– Tom is steadfastly opposed to Devo Max and rightly so. This is an issue that draws that genuine anger from Nationalists because they know deep down it is the best play for Labour. The argument that further powers being passed to Holyrood should be a slow and refining process is a convincing one (and one that I have to thank Aidan for making me aware of via an earlier post). The other potential leaders look set to meekly adopt Devo Max as an option but the strategy is ill thought-through. A No result from a straight Yes-No would be a body blow for the SNP that would leave them reeling during a Salmond-less devolution defeat in 2016 and a long way beyond. Yes, there is talent in Team SNP but how can you hold the Nats together as a happy group when you know independence is not an option for another generation? Tom gets that, and could deliver it.
– Also, thinking practically, Tom Harris could in time quite easily be parachuted into Holyrood through a swap deal with a sitting MSP and it’s safe to say that the more talent that Labour can get into Holyrood the better, given that is where Scotland is looking to for political leadership.

But it is Tom’s ability to draw genuine ire from his opponents that sets him apart. A political leader that doesn’t pull his punches and commands the support of his team is a fearsome combination. Most leaders have the latter but not the former whereas Tom has things the other way around. He would say the unsayable and think the unthinkable in order to stop the SNP in its tracks and, given the softly-softly approach isn’t working so well, perhaps taking someone out of left field isn’t such a bad idea (one of the few occasions you’ll see ‘Tom’ and ‘left’ in the same sentence).

The biggest risk to Labour, a risk that we saw with Gordon Brown and Iain Gray and we are probably seeing right now with Ed Miliband, is that they may end up choosing a leader that they know deep down can’t win the next election but the party is too collectively paralysed by inertia, by ennui, to do anything about it. It’s over four long years until the next Scottish Parliament election and I suspect two of the three Labour candidates would be effectively lame ducks throughout FMQs, throughout budget debates and throughout the independence referendum, right up to Holyrood 2016.

For Labour, there’s no smoke without fire and since Ken Macintosh and Johann Lamont fail to generate light let alone any heat around their campaign, Tom Harris, love him or loathe him, is the only leadership candidate that can put some flames back into Labour’s belly.

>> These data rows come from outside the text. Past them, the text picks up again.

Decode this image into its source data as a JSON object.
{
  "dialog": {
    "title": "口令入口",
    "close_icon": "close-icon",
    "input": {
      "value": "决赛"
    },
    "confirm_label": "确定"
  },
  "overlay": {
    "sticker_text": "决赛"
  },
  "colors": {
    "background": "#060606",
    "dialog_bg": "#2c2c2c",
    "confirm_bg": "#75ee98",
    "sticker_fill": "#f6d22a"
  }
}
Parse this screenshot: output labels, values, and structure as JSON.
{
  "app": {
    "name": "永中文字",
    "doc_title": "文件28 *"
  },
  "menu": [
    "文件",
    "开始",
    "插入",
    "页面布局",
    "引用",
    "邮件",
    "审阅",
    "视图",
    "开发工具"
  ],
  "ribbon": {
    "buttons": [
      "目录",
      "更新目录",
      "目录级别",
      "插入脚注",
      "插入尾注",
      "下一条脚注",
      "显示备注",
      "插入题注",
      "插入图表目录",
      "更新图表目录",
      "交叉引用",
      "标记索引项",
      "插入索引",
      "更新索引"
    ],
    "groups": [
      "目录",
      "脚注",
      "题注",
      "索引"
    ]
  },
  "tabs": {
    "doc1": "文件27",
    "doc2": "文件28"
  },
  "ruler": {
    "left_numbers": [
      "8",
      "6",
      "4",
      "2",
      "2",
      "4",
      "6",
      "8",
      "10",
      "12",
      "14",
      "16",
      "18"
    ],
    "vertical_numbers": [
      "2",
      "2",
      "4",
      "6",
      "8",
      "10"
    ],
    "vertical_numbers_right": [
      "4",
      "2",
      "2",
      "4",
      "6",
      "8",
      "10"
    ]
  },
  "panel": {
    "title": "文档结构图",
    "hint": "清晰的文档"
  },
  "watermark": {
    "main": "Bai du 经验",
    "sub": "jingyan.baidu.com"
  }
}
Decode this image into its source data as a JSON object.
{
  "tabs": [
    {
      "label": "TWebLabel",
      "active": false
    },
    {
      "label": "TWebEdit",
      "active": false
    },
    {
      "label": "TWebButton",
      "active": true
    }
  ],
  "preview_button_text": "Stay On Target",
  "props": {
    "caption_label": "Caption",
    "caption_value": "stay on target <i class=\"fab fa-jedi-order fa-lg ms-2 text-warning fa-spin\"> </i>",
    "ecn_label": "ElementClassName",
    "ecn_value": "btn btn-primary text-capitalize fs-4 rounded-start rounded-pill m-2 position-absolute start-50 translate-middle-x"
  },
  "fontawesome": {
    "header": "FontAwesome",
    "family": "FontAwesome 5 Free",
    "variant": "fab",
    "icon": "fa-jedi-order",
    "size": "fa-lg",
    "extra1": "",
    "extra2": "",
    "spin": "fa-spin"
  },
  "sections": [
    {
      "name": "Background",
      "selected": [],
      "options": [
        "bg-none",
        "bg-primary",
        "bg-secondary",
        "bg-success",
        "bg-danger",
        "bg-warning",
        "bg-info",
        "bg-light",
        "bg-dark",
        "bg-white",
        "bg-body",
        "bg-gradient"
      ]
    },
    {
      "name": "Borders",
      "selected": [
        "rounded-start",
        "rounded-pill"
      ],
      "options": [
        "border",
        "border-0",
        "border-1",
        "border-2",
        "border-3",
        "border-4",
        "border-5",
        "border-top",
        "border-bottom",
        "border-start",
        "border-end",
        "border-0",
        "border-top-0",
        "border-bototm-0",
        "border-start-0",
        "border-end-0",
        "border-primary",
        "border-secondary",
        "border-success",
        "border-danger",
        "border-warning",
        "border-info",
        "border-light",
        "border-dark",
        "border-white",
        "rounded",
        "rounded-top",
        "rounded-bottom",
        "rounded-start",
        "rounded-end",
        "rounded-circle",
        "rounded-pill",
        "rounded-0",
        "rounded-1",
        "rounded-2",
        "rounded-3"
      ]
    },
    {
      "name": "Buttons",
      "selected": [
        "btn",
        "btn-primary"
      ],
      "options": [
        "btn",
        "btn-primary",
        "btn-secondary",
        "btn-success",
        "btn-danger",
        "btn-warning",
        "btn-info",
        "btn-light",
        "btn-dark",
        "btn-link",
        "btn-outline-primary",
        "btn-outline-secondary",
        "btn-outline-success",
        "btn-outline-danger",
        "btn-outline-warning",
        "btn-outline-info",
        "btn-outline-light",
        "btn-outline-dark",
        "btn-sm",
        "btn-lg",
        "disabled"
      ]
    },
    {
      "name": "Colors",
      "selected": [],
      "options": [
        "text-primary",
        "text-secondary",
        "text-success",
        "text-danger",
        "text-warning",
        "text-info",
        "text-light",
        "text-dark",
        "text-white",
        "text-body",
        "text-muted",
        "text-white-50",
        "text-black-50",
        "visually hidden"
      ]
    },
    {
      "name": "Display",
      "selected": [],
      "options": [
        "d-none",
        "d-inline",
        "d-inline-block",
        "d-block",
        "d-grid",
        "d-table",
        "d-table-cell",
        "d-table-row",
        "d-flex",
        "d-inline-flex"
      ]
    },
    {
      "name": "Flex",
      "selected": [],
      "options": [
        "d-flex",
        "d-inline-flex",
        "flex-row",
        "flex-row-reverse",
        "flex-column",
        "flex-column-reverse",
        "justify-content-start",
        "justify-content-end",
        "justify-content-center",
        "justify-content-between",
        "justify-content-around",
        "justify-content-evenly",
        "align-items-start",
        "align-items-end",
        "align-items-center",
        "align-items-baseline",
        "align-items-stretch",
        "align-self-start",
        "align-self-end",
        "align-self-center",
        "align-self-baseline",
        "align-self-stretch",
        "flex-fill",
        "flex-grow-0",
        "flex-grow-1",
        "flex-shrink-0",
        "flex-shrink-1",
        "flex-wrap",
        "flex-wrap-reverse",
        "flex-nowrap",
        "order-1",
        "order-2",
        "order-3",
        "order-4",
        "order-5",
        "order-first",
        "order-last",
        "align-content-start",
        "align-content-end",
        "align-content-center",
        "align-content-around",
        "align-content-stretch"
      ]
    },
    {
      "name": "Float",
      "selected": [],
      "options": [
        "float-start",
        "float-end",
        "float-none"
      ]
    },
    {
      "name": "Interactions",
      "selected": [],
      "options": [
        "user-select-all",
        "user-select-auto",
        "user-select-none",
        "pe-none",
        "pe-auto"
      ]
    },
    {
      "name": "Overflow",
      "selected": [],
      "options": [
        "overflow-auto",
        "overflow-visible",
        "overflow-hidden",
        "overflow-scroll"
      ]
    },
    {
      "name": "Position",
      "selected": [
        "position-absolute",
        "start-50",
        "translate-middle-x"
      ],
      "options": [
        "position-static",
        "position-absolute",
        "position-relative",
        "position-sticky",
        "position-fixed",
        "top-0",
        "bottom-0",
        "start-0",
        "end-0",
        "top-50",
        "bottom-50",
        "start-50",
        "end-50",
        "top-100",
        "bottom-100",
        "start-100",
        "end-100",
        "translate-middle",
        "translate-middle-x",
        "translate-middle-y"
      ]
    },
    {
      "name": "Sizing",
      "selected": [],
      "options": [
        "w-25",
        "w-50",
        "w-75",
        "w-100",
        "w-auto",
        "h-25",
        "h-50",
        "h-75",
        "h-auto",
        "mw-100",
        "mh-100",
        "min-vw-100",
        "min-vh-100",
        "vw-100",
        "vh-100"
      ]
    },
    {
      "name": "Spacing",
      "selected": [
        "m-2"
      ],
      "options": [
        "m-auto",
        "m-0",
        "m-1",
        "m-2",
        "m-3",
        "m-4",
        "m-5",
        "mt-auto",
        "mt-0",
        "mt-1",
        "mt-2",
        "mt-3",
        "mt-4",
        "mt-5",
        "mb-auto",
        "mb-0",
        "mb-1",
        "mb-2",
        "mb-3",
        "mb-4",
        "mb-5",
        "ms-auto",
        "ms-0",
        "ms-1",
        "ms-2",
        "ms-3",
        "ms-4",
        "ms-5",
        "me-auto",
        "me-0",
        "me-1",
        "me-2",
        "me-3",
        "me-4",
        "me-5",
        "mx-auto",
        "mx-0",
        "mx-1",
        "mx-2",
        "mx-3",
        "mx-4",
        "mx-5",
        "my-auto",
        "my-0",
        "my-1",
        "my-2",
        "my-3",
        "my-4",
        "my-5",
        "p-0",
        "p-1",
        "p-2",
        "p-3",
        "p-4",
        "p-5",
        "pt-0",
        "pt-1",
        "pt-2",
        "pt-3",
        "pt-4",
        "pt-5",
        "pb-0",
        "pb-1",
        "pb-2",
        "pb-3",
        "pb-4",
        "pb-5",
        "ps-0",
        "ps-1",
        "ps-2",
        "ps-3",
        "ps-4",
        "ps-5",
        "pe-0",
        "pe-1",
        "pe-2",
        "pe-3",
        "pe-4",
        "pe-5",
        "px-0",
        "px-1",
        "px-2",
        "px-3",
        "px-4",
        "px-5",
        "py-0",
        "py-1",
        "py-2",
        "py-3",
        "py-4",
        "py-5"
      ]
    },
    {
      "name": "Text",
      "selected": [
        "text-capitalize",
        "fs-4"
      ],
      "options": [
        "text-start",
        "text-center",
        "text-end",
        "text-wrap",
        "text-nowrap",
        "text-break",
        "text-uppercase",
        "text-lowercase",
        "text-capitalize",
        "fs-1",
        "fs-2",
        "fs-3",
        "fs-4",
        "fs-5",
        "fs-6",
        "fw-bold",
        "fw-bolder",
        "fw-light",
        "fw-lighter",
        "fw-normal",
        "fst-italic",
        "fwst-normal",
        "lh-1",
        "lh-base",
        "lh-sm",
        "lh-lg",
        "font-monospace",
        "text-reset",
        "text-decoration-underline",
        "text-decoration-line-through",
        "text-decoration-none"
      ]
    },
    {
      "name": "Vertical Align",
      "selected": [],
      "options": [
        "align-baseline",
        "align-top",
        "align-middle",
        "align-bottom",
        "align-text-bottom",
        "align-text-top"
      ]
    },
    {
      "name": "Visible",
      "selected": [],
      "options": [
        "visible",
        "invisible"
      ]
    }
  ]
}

Labour needs to shed off its deep-seated risk-averse nature and back Tom 4 Scotland’s campaign.

So, any objections?